Retail environments and supply chains are becoming more complex. An increase in online consumers and accelerated globalization means that more products are being sourced internationally to meet the expectations of more choices. These trends mean brick-and-mortar merchandisers face stiff competition in terms of product assortment and pricing competitiveness.
Competitive merchandising largely depends on an optimized supply chain. Yet, in a fast-moving climate, informed decisions around inventory optimization, product placement, and distribution are key to success. Fortunately, electronic payment technology helps retailers address these challenges. Billing, payment, and other retail data—combined with analytics—provide ways to identify better merchandising strategies, while streamlining the flow of goods across large networks of outlets.
Before having access to data analytics, companies relied on dated information to make strategic decisions. This hindsight view of “what went wrong” may have shed light on past events, but made little contribution to real-time decision-making.
The benefits of electronic B2B payments go beyond the obvious conveniences. They also include retail data that extracts more value from analytics platforms. Also, the trend towards retail data integration among business partners is allowing each player in the supply chain to reap the benefits of analytics.
Take scan-based trading (SBT) solutions as an example: suppliers can plan logistics better, as they’re able to anticipate demands for goods according to seasonal periods, outlet location, size, and other parameters. For merchandisers, improved product forecasting and sourcing translates into better in-stock positions at shelf. This minimizes lost sales and ensures each shopper is able to complete their trip without having to go to a competitor.
Obstacles to smarter retail insights arise when companies rely on outdated supply chain technology. For example, volumes of payment, delivery, and inventory records still reside on paper across many supply chains. Any hope of applying analytics to retail data in this format is practically non-existent. Adopting technologies that facilitate data-centric retail management is key for implementing analytics successfully.
Retailers that are moving away from paper-based systems, for example, are seeing considerable returns. When that digital information is converged with other “pockets” of supply chain data, and are enhanced by analytics, the potential gains become far greater.
For retailers, the skills gap between data specialists and decision makers has historically been a huge barrier to analytics. While specialists had the information in front of them, many lacked the business context to apply it effectively. Today, much of this has changed thanks to an increased demand for self-service analytics over the last few years.

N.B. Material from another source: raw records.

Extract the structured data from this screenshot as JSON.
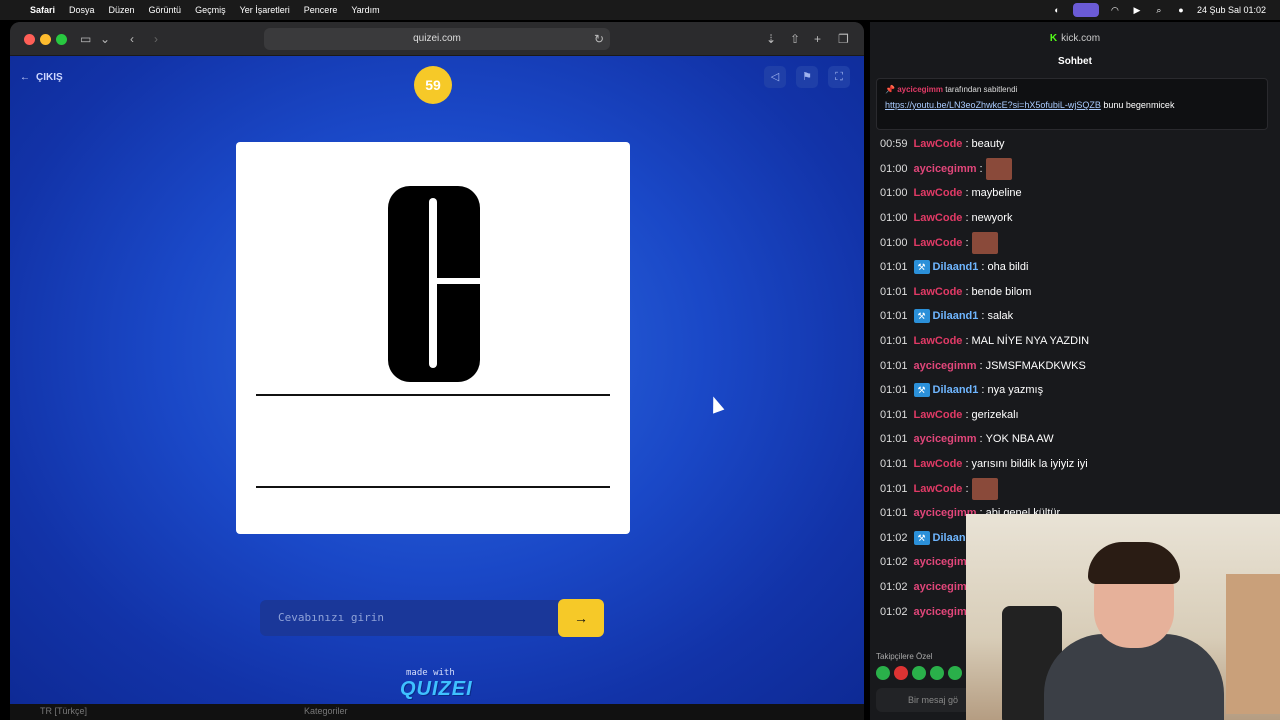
{
  "menubar": {
    "app": "Safari",
    "items": [
      "Dosya",
      "Düzen",
      "Görüntü",
      "Geçmiş",
      "Yer İşaretleri",
      "Pencere",
      "Yardım"
    ],
    "datetime": "24 Şub Sal  01:02"
  },
  "browser": {
    "url": "quizei.com"
  },
  "quiz": {
    "exit_label": "ÇIKIŞ",
    "timer": "59",
    "answer_placeholder": "Cevabınızı girin",
    "submit_label": "→",
    "made_with": "made with",
    "brand": "QUIZEI"
  },
  "bottom": {
    "lang": "TR  [Türkçe]",
    "categories": "Kategoriler"
  },
  "kick": {
    "url": "kick.com",
    "tab": "Sohbet",
    "pinned_by_user": "aycicegimm",
    "pinned_by_suffix": "tarafından sabitlendi",
    "pinned_link": "https://youtu.be/LN3eoZhwkcE?si=hX5ofubiL-wjSQZB",
    "pinned_text": "bunu begenmicek",
    "followers_only": "Takipçilere Özel",
    "message_placeholder": "Bir mesaj gö",
    "messages": [
      {
        "time": "00:59",
        "user": "LawCode",
        "type": "law",
        "text": "beauty"
      },
      {
        "time": "01:00",
        "user": "aycicegimm",
        "type": "ayc",
        "text": "",
        "emote": true
      },
      {
        "time": "01:00",
        "user": "LawCode",
        "type": "law",
        "text": "maybeline"
      },
      {
        "time": "01:00",
        "user": "LawCode",
        "type": "law",
        "text": "newyork"
      },
      {
        "time": "01:00",
        "user": "LawCode",
        "type": "law",
        "text": "",
        "emote": true
      },
      {
        "time": "01:01",
        "user": "Dilaand1",
        "type": "dil",
        "text": "oha bildi"
      },
      {
        "time": "01:01",
        "user": "LawCode",
        "type": "law",
        "text": "bende bilom"
      },
      {
        "time": "01:01",
        "user": "Dilaand1",
        "type": "dil",
        "text": "salak"
      },
      {
        "time": "01:01",
        "user": "LawCode",
        "type": "law",
        "text": "MAL NİYE NYA YAZDIN"
      },
      {
        "time": "01:01",
        "user": "aycicegimm",
        "type": "ayc",
        "text": "JSMSFMAKDKWKS"
      },
      {
        "time": "01:01",
        "user": "Dilaand1",
        "type": "dil",
        "text": "nya yazmış"
      },
      {
        "time": "01:01",
        "user": "LawCode",
        "type": "law",
        "text": "gerizekalı"
      },
      {
        "time": "01:01",
        "user": "aycicegimm",
        "type": "ayc",
        "text": "YOK NBA AW"
      },
      {
        "time": "01:01",
        "user": "LawCode",
        "type": "law",
        "text": "yarısını bildik la iyiyiz iyi"
      },
      {
        "time": "01:01",
        "user": "LawCode",
        "type": "law",
        "text": "",
        "emote": true
      },
      {
        "time": "01:01",
        "user": "aycicegimm",
        "type": "ayc",
        "text": "abi genel kültür"
      },
      {
        "time": "01:02",
        "user": "Dilaan",
        "type": "dil",
        "text": ""
      },
      {
        "time": "01:02",
        "user": "aycicegim",
        "type": "ayc",
        "text": ""
      },
      {
        "time": "01:02",
        "user": "aycicegim",
        "type": "ayc",
        "text": ""
      },
      {
        "time": "01:02",
        "user": "aycicegim",
        "type": "ayc",
        "text": ""
      }
    ]
  }
}
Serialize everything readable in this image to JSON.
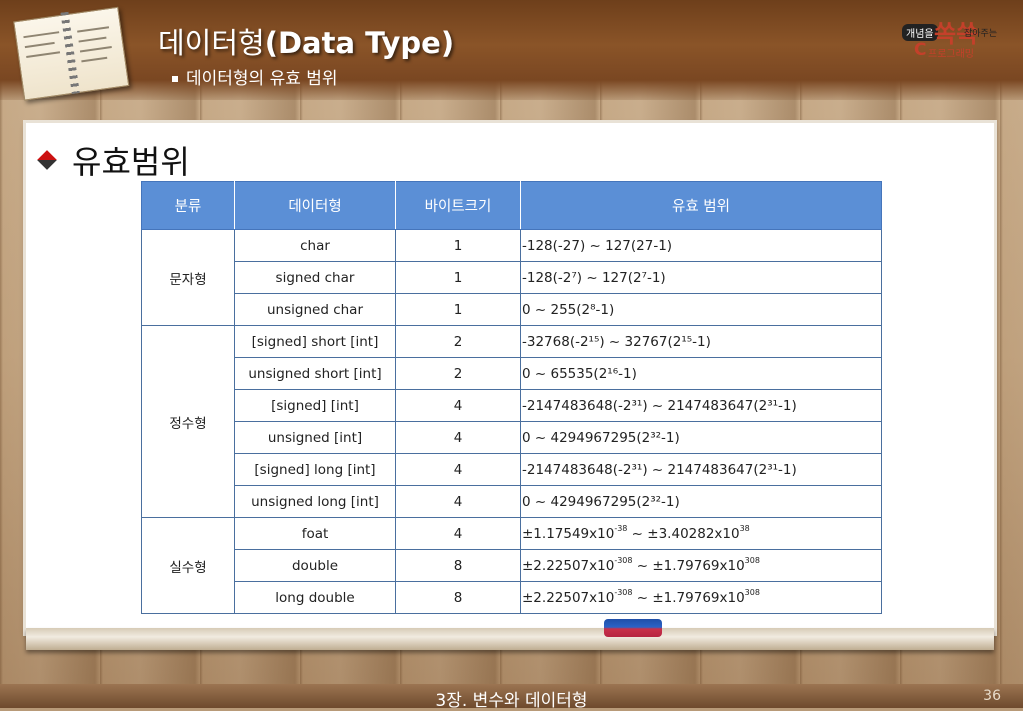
{
  "header": {
    "title_ko": "데이터형",
    "title_en": "(Data Type)",
    "subtitle": "데이터형의 유효 범위"
  },
  "logo": {
    "tag": "개념을",
    "big": "쏙쏙",
    "small1": "잡아주는",
    "c": "C",
    "small2": "프로그래밍"
  },
  "section": {
    "heading": "유효범위"
  },
  "table": {
    "headers": [
      "분류",
      "데이터형",
      "바이트크기",
      "유효 범위"
    ],
    "groups": [
      {
        "category": "문자형",
        "rows": [
          {
            "type": "char",
            "size": "1",
            "range": "-128(-27) ~ 127(27-1)"
          },
          {
            "type": "signed char",
            "size": "1",
            "range": "-128(-2⁷) ~ 127(2⁷-1)"
          },
          {
            "type": "unsigned char",
            "size": "1",
            "range": "0 ~ 255(2⁸-1)"
          }
        ]
      },
      {
        "category": "정수형",
        "rows": [
          {
            "type": "[signed] short [int]",
            "size": "2",
            "range": "-32768(-2¹⁵) ~ 32767(2¹⁵-1)"
          },
          {
            "type": "unsigned short [int]",
            "size": "2",
            "range": "0 ~ 65535(2¹⁶-1)"
          },
          {
            "type": "[signed] [int]",
            "size": "4",
            "range": "-2147483648(-2³¹)  ~ 2147483647(2³¹-1)"
          },
          {
            "type": "unsigned [int]",
            "size": "4",
            "range": "0 ~ 4294967295(2³²-1)"
          },
          {
            "type": "[signed] long [int]",
            "size": "4",
            "range": "-2147483648(-2³¹)  ~ 2147483647(2³¹-1)"
          },
          {
            "type": "unsigned long [int]",
            "size": "4",
            "range": "0 ~ 4294967295(2³²-1)"
          }
        ]
      },
      {
        "category": "실수형",
        "rows": [
          {
            "type": "foat",
            "size": "4",
            "range_a": "±1.17549x10",
            "exp_a": "-38",
            "range_b": " ~ ±3.40282x10",
            "exp_b": "38"
          },
          {
            "type": "double",
            "size": "8",
            "range_a": "±2.22507x10",
            "exp_a": "-308",
            "range_b": " ~ ±1.79769x10",
            "exp_b": "308"
          },
          {
            "type": "long double",
            "size": "8",
            "range_a": "±2.22507x10",
            "exp_a": "-308",
            "range_b": " ~ ±1.79769x10",
            "exp_b": "308"
          }
        ]
      }
    ]
  },
  "footer": {
    "chapter": "3장. 변수와 데이터형",
    "page": "36"
  }
}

User-friendly dashboards are replacing complex interfaces to make analytics available to workforces. This is an important shift, as people on the ground are often best positioned to make decisions.
For example, retail store managers can easily query shipping, billing, and supplier data to draw comparisons on how well vendors respond to orders, check historic pricing, or analyze the frequency of incorrect deliveries. Insights such as these help retailers hold suppliers accountable for KPIs, while also making more cost-effective operational decisions.
Companies that invest in analytics perform better financially than those that don’t. It’s no wonder, therefore, that the discipline is seeing widespread adoption, as companies seek to gain an advantage over their competition. The many applications within supply chains make analytics a huge asset for companies that understand the value in data-driven decision-making.
At iControl, we’re leading the pack in bringing the power of analytics to entire retail supply chains. Our supply chain management software solutions help retailers leverage product, pricing, delivery, and inventory data for fast business insights. Contact us to learn more.